Signe Corbin sits with her pug Darby during the formation of Pug Rescue of Austin in the summer of 2009. Early meetings took place at Amy Harris’ home. As of 2019, Signe has remained with Pug Rescue of Austin as the Medical Coordinator.
As a medical technician (and pug enthusiast) at a busy animal hospital, Signe is more than aware of the medical problems that often affect pugs. Among the conditions that concern her most are severe airway disease, eye issues, obesity, mobility and spinal problems, and dental disease.
Through her interactions with clients, Signe became aware that there was a grass roots group of volunteers managing the rescue, fostering and adoption of Austin area rescued pugs for DFW Pug Rescue, formed in 1996 and located in the Dallas area. This group of volunteers, led by Rita Hagan, was composed primarily of members of the Austin Pug Club that formed in 2003.
A Pug Club meetup at Bull Creek. A small group comprised of members of both the Pug Club and DFW Pug Rescue helped to create the Pug Rescue of Austin.

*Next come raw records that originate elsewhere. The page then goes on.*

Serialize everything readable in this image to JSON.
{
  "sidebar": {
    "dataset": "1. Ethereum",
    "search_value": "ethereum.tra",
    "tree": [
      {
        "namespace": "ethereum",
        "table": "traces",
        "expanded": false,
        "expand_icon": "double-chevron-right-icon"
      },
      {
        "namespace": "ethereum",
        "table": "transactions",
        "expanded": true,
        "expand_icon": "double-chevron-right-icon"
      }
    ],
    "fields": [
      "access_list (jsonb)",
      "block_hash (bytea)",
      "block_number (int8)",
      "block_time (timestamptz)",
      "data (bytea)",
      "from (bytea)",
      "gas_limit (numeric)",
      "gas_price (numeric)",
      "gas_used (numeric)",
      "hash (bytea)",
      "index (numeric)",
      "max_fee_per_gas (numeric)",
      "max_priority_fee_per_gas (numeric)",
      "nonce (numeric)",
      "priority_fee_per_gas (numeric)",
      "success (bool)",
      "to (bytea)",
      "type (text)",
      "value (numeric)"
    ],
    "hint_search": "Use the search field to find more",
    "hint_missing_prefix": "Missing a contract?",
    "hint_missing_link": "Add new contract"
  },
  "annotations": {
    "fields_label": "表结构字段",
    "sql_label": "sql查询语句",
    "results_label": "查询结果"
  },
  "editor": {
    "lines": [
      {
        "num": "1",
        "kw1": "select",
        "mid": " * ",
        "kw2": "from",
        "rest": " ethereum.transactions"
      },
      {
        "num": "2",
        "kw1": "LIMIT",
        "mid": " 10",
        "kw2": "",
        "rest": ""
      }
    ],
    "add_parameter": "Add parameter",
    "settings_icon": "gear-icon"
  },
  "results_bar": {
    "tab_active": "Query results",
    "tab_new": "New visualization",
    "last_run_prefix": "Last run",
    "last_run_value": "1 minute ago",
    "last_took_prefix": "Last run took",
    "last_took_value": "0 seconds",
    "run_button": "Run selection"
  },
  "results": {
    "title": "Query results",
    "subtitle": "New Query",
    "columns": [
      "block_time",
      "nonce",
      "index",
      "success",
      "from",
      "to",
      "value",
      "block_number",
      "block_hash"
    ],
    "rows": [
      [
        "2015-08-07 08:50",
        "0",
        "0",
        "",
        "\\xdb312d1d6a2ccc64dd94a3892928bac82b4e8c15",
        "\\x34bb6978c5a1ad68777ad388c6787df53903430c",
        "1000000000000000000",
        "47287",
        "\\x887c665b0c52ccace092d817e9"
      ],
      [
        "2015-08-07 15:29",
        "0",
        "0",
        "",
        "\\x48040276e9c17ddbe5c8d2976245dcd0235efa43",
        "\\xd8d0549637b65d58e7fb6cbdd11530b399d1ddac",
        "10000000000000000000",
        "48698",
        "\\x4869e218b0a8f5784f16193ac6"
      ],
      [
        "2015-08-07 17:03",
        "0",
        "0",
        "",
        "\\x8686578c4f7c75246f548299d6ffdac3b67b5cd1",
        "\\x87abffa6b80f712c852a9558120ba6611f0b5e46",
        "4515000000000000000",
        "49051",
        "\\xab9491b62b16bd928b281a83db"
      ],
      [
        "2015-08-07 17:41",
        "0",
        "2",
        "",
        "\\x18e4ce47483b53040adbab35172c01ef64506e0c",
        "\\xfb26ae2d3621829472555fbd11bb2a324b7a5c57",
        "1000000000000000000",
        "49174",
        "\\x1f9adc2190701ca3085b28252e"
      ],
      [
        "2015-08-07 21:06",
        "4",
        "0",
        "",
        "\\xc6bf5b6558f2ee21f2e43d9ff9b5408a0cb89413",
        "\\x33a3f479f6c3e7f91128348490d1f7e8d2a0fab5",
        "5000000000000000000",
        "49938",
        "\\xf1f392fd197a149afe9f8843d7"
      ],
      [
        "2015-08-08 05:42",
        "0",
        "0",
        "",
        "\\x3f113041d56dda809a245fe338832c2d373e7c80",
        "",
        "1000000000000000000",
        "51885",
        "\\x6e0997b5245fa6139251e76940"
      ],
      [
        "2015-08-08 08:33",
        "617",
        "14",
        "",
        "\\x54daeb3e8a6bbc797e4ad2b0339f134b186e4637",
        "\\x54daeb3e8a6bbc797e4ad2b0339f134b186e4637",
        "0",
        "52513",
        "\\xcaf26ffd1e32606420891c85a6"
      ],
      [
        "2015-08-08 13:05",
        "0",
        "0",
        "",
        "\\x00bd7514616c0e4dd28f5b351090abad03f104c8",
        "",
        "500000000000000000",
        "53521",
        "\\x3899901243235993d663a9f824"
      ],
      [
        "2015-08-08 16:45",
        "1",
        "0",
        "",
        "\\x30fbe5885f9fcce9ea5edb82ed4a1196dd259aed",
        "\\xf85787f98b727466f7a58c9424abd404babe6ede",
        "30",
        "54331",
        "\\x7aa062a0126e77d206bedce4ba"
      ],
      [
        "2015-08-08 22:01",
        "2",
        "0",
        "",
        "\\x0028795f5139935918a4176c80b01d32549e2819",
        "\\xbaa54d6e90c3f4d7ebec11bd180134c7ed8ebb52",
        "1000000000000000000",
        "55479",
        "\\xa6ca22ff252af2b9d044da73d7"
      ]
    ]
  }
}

Because she often shared information regarding medical treatment with the group, Rita requested that Signe join them in their work to help pugs in the Austin area. Signe and Rita, along with Kristen Hanna and Brooke Hengst worked to provide care above and beyond the standard provided. These efforts, along with a shared desire to focus on local pugs in need, were the impetus for the formation of Pug Rescue Austin.
A “Pugstock” fundraiser/adoption event, held shortly after Pug Rescue of Austin’s formation.

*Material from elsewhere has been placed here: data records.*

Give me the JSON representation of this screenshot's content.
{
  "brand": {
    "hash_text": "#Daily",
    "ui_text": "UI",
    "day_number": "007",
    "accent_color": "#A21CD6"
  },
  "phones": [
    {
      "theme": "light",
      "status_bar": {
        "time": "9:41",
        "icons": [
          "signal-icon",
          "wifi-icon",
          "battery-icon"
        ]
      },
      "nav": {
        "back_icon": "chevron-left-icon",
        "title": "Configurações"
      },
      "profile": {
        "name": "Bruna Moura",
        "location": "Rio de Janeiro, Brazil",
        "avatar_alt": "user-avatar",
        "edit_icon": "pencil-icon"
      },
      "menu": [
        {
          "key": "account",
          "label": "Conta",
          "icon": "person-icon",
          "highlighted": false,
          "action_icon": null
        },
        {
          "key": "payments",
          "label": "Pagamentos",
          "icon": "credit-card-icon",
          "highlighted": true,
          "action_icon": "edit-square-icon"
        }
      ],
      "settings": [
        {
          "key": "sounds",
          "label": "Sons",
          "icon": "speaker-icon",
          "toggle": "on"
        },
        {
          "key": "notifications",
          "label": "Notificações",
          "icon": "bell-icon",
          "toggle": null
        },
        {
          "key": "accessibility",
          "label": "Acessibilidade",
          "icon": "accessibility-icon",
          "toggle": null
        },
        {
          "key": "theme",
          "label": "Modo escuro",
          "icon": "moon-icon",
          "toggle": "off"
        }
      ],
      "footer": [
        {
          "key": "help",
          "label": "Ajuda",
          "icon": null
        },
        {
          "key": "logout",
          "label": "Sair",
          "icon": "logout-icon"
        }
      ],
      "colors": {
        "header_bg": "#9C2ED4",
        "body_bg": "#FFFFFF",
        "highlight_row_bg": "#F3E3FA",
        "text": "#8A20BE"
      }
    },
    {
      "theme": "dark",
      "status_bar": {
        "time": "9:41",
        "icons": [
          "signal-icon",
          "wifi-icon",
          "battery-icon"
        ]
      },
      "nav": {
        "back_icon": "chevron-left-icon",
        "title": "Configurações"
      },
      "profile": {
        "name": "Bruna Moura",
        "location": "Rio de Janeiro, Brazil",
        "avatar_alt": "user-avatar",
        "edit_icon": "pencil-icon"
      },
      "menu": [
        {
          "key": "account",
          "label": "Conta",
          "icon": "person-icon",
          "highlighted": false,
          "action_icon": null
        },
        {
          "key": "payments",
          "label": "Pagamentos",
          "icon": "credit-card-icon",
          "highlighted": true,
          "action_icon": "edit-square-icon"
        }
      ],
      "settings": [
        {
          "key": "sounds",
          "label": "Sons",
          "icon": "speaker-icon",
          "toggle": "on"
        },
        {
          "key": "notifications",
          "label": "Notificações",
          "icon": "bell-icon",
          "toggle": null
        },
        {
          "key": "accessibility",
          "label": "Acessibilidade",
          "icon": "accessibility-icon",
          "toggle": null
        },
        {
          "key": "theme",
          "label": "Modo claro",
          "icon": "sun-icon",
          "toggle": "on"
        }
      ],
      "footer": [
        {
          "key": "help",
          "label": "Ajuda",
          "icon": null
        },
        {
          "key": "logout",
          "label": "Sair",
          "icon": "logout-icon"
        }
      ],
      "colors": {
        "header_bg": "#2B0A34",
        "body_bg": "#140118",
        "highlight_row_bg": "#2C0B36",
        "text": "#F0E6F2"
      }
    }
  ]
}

Additionally, the dedicated efforts of fellow volunteers Marty Zuehlke, Saloni Radia, Joy Koenig, Joel Koenig, Edye Melton, Angie Stahl, Janet Barrington, Rebekah Saltsman, and Adam Saltsman enabled them to form Pug Rescue of Austin in the summer of 2009. The support and backing of the pug loving members of the Austin Pug Club and Westlake Animal Hospital were, and continue to be, factors in the rescue’s success.
For the Love of the Pugs

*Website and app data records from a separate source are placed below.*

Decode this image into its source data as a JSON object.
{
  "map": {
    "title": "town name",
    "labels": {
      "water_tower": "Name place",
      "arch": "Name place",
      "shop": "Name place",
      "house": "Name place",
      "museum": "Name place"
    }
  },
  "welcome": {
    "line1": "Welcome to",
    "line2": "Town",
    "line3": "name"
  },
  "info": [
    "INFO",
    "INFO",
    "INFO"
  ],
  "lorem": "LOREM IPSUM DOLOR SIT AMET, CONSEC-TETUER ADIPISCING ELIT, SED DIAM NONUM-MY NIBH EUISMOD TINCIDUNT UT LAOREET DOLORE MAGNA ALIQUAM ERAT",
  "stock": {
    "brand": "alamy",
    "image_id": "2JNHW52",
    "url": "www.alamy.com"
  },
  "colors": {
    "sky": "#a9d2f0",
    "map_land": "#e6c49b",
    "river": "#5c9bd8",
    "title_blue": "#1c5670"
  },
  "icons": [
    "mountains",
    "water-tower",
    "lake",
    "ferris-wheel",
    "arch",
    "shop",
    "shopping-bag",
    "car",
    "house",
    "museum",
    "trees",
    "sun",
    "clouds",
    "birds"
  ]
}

“I thought my true passion was the love of veterinary medicine and educating clients. It actually was the love of pugs, educating their owners about their care and my desire to help save and fix all the neglected, abused and abandoned ones.” – Signe Corbin
Angie Stahl at a pug ‘tuneup’ fundraiser event in 2010, roughly a year after formation.
Because she keeps meticulous records, Signe is able to say that the first official rescue of Pug Rescue of Austin was a fawn pug that was named Rocco (pictured below).
What started with that first rescue in 2009 has grown to over 1,400 pugs and pug mixes rescued to date.
The first president of the Pug Rescue of Austin, Kristen Hanna, holding a pug (left). One of the founders of Pug Rescue of Austin, Rita Hagen (right).
A Lasting Legacy
Pug Rescue of Austin has expanded its reach to the San Antonio area and volunteers are working to increase the number of dogs rescued each year to continue their mission to provide a safe, caring and humane refuge for abandoned pugs and to ensure quality adoptive homes while promoting responsible pug ownership.
A Pug Rescue of Austin Adoption event.
“My goal was to improve the quality and length of life of every pug I came in contact with. Fortunately, there was a large group of pug lovers in Austin who were ready to support the cause.” – Signe Corbin